- Hire a tuk-tuk driver. They will drop you off at one gate and pick you up on the other side. Ours also drove us on a loop of temples without our guide, then accompanied us on the boat trip to Tonle Sap.
- Get some local advice for planning. It’s hard to remember all the names and to know the distances between them. Our hotel was excellent at providing that information. There are many travel offices in town to help as well. There is lots of information on line, but it was difficult to make our own itinerary, just because there so much.
- Wear a big hat. There is not much shade in the temples
- Take lots of water-see above

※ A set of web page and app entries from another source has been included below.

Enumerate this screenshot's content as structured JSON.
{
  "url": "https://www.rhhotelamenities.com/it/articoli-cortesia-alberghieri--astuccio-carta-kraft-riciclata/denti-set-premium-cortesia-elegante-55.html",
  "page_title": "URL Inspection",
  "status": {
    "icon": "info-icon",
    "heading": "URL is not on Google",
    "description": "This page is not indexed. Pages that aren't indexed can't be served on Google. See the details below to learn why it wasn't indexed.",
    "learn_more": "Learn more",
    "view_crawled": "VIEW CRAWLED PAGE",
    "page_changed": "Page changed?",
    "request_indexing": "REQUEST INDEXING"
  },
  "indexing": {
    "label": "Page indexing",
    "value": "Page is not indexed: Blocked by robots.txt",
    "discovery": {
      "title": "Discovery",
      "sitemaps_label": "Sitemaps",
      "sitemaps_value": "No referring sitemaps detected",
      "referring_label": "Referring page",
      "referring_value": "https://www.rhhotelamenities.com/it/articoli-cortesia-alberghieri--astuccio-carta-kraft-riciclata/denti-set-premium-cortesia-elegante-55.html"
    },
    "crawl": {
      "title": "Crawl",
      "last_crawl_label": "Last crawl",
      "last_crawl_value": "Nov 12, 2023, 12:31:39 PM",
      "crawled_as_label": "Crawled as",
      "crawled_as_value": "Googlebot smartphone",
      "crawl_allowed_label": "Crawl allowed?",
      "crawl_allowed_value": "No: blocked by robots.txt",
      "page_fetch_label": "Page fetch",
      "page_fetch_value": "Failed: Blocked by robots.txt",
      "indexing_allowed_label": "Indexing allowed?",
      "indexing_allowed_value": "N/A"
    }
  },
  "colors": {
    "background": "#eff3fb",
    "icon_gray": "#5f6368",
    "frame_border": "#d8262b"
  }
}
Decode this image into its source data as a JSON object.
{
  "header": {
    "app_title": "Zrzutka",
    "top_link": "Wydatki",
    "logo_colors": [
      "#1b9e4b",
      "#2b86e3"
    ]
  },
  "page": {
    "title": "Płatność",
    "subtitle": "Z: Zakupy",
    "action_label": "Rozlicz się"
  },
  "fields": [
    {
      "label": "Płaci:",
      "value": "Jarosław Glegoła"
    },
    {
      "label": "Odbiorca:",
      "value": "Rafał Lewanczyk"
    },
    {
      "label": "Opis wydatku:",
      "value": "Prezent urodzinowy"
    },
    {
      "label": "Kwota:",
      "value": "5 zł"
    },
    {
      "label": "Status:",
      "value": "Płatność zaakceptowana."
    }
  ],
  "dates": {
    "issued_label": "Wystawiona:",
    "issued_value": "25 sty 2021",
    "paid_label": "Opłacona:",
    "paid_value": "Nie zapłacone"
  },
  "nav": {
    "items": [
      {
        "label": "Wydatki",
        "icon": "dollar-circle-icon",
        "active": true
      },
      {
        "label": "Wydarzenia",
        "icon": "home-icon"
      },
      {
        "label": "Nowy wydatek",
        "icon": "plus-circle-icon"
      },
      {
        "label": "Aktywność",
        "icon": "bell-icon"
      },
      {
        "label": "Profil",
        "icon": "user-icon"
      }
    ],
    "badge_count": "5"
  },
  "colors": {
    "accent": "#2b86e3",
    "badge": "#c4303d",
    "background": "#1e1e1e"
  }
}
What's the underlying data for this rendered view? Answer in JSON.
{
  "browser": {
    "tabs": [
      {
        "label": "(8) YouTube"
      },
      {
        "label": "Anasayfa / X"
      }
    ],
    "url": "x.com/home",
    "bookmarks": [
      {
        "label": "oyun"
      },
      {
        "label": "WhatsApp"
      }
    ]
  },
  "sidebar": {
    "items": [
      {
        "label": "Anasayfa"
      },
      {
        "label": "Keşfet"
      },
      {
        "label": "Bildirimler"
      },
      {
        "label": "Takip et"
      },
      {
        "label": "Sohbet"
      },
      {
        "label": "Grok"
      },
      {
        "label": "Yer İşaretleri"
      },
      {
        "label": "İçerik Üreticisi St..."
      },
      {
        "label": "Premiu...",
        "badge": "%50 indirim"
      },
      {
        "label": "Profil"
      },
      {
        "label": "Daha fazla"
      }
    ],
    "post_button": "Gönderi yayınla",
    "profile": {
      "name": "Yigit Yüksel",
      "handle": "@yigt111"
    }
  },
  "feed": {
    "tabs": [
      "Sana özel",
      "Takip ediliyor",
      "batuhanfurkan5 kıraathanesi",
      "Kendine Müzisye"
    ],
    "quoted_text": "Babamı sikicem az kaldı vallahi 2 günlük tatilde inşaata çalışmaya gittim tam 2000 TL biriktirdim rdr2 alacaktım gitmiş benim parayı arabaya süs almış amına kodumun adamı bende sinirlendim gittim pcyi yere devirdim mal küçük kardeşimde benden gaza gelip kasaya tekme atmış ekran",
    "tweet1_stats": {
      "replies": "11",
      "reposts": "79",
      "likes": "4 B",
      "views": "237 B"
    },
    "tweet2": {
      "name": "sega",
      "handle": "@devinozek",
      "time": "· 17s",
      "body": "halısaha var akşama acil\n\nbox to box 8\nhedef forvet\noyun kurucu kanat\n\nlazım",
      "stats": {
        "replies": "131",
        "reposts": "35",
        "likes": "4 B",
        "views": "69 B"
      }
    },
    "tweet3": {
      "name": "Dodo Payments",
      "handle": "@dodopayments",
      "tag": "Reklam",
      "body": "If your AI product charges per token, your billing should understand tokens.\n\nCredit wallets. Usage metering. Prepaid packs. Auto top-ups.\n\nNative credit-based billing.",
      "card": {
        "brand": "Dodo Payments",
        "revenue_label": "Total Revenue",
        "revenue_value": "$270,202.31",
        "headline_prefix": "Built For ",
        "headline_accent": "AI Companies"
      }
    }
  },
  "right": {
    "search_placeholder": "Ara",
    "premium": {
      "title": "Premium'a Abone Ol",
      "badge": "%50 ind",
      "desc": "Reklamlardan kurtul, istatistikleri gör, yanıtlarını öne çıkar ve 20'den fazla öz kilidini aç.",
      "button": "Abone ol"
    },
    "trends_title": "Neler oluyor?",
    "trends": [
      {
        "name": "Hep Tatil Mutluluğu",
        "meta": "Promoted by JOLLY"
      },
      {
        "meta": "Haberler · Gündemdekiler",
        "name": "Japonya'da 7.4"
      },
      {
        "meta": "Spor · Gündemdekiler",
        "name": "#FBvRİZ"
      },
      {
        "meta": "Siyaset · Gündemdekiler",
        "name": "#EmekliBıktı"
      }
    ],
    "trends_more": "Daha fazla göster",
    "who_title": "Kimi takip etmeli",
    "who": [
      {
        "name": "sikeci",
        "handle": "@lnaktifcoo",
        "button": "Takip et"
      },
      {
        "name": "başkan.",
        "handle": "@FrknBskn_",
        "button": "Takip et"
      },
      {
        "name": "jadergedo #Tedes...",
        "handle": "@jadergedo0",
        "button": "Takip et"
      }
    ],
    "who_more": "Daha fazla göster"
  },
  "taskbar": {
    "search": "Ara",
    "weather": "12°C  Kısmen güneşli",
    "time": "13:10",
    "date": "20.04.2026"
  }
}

- These sites are large and there is lots of walking.
- Wear sturdy shoes. The temples are not very accessible. There is lots of climbing over high sills between rooms and large steps to get up to the other levels. There are no railings or warnings about low doorways.
- Take a camera, or your phone at least.
- Stay at a hotel with a shady outdoor space.
- If you can’t walk it, check out Google street view–Angkor Wat
There is a great museum in Siem Reap called the Angkor National Museum. It has many artifacts, historical context and a room with 1000 Buddhas. Their audio tour is very informative. We spent 2 hours there, but I could have spent longer. We visited there on day 3 after a day with a guide and a day with just our driver. Some other travellers recommended going there first, but this timing worked for us.
Great Kings who ruled in the area from about 950 to 1180 AD are responsible for these monuments. Kings were not always crowned because of their birth, but often because of victory in battle. The temples and City of Thom were built for the gods, to commemorate battles, and honor family members. The interesting thing is that some of the Kings were Hindu and some of them were Buddhist, although both religions originated in India. The gods they worshiped were different. The Buddhist Kings left the Hindu statues but the Hindu kings removed the Buddhas from the temples. Some of the carvings showing Buddha sitting in lotus position were re-carved by adding a beard and moving the knees up to a new, higher level. Others were removed altogether leaving an empty Buddha silhouette.
Angkor Wat Temple
Angkor Wat temple represents the gods in the center, the walls are the mountains and the moat is the oceans. The outer walls of the temple complex are huge and completely covered with carvings that represent Hindu legends and great battles. It is hard to imagine a society so advanced that they can employ and feed so many workmen to not only build these monuments, but cover them with beautiful art and stories.
The temples were built with a kind of brick called laterite. It looks volcanic but when the clay is dried in the sun, small holes form but the blocks are strong. They were faced with sandstone that had to be moved 30 km to the area. Some of it was covered with a kind of stucco and even painted.
I will include the names of each temple with the pictures. There is lots of information on line if you want to know more about these temples and the history. I found the Travelfish site the most useful for me.
After visiting all the amazing structures, the idea that stayed with me was that these were powerful leaders who built cities and temples as well as conquered large areas of southeast Asia. Cambodia is very proud of this history.
Some pictures can be found within this post. I will also add them and others to the travel page found at the top of my webpage. If you are reading this blog by email, click the link to the site, found at the bottom of the email.
Have a look at some of the comments shared by other readers. Thanks for the interesting conversations.